On Aug. 16, US Senate Committee on Foreign Relations chairman and Taiwan Caucus co-chair Senator Robert Menendez visited Taiwan. During his visit, Senator Menendez expressed support for negotiations on a bilateral trade agreement between the US and Taiwan as well as for Taiwan’s accession to the Trans-Pacific Partnership (TPP).
This is good news. Taiwan should not be afraid of signing free-trade agreements (FTAs) and it should be very interested in the transpacific economy. The partnership is a high-profile FTA, but a quick look at the countries that have or will become members makes it immediately clear that if Vietnam, New Zealand and Malaysia can make it, so can Taiwan. Furthermore, if Japan is not afraid of joining, there is no reason Taiwan should be.
Taiwan is a frontrunner in Asia for economic liberalization. In the 2010 Economic Freedom of the World index published by the US-based Cato Institute, Taiwan was ranked 15th of 144 surveyed countries, ahead of Japan at 20th and far ahead of South Korea. In addition, according to the Economist Intelligence Unit, Taiwan ranked 12th in terms of globalization in the same year, far ahead of Japan at 42nd and ahead of South Korea at 33rd.
The most complicated issue in trade liberalization for many countries is agriculture. Japan’s and Taiwan’s agricultural sectors are extremely similar as both consist of small-scale farming. So if Japan has announced its intent to join the TPP, why should Taiwan not do the same?
Taiwan can learn from Japan how to make the appropriate adjustments to its agricultural products and take advantage of being one of the countries in Asia with an advanced agricultural technology.
The biggest obstacle to Taiwan’s participation in the TPP is its government. The administration of President Ma Ying-jeou (馬英九) is only thinking about how to integrate Taiwan with China as quickly and as closely as possible to pave the way for irreversible unification. The government’s priorites are to implement the cross-strait service trade agreement, bring about a meeting between Ma and Chinese President Xi Jinping (習近平) and establish a free economic zone.
When Japanese Prime Minister Shinzo Abe took office, he immediately announced his intention to bring Japan into the TPP. However, Ma has said Taiwan will need eight years of preparation before it can take that step. The government is making the implementation of the service trade agreement with China and the establishment of a free economic zone preconditions for joining the partnership, saying that “the service trade agreement and the free economic pilot zone are preparations for future entry into the TPP.”
Ma’s talk about entry into the TPP eight years from now is clearly a ruse to deceive Taiwanese. The real goal is arranging a meeting with Xi and signing a “peace accord” that will bring about unification.
Taiwan can open up to the world and it can move closer to the international community; it must not become integrated with China. If it does, it will become part of a center-periphery economy in which the central economy, China, will attract the smaller peripheral economy, Taiwan. This would be beneficial to large corporations, but not to the public.

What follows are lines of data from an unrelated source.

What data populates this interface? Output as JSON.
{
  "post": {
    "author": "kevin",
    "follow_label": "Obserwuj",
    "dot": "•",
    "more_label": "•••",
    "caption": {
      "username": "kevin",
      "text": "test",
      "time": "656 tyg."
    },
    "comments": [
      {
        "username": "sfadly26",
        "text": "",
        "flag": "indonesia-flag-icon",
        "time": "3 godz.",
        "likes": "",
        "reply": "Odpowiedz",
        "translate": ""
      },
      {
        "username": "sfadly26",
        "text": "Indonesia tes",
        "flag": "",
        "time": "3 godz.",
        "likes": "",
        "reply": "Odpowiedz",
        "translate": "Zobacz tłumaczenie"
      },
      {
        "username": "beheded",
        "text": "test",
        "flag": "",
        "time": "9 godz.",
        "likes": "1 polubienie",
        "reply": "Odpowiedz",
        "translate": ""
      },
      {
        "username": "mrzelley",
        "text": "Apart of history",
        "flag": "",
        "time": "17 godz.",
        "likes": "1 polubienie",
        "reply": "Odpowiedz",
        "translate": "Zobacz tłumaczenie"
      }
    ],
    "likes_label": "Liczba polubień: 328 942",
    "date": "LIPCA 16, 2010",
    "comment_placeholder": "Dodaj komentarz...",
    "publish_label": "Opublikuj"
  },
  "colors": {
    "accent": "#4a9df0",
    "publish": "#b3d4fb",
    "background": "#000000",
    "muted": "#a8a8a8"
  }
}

If the government and the public really want to raise salaries, create more employment and protect the nation, the public should look to Japan, listen to Menendez, do everything possible to join the TPP and forget about the service trade agreement. If Taiwan implements the service trade agreement, China will never agree to Taiwan joining the TPP.
Huang Tien-lin is a former adviser to the president and a former president and chairman of First Commercial Bank.
Translated by Perry Svensson